I’ve had problems with flea beetles, which make plant leaves look like they’ve been hit by buckshot. Coffee grounds have saved my plants from destruction now for several seasons running.
If you’ve got a problem, chances are there’s an organic solution. If you’re going through all the effort to grow your own food, why would you want to put toxins on it?
Invest in Good Tools and Take Care of Them
Don’t buy cheap plastic tools if you can avoid it. Shop yard and estate sales for bargains on real metal tools, or visit your local garden center. Get tools that are sized properly for you to reduce the risk of injury.
Good tools will same time and effort, and your back. Keep tools clean and sharp, just like you should treat a good knife. (Learn how to clean and sharpen tools here.)
Stick Seeds and Plants in Dirt, Water as Needed, But Not Too Much
Once you’ve done the ground work (literally), you just need to jump in and plant. Just give it a try and you can learn the rest as you go. One of the reasons I love gardening is because if things don’t work out right the first time, there’s always next year. There are dozens of different ways to do just about everything, but you won’t know what works best for you and your garden until you try. If a plant/crop does bad the first time you plant it, try again. I usually try a crop for at least three years before I give up on it, because different varieties grow best under different conditions.
A rule of thumb for watering is that plants need around one inch of water per week during the growing season. If you don’t get rain, you’ll need to water. Overwatering is as bad as underwatering, so always check the soil before turning on a tap or hitting the rain barrels.
Use Your Weeds
Weeds are often my garden companions and allies, not simply something to be removed as a nuisance. Many are edible, medicinal or both. Get to know your weeds (and your bugs), and put them to work for you instead of against you. You can get started by checking out the Weekly Weeder series.
Hopefully this post has given you enough basic info to get fired up and find some dirt to call your own.

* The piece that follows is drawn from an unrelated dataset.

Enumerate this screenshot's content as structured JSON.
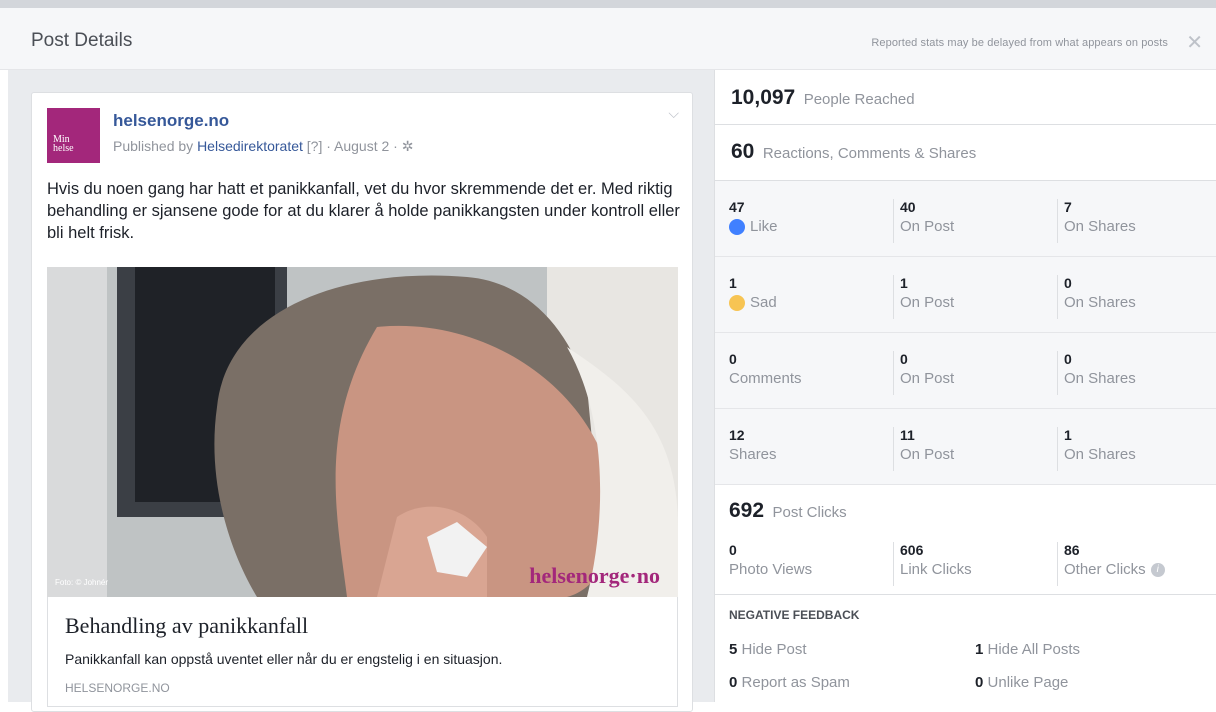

If you’ve got questions, please leave a comment. I’ll be working my way through more of the basics as the weeks go on.
View other posts in this series at the “Getting Started Homesteading” page.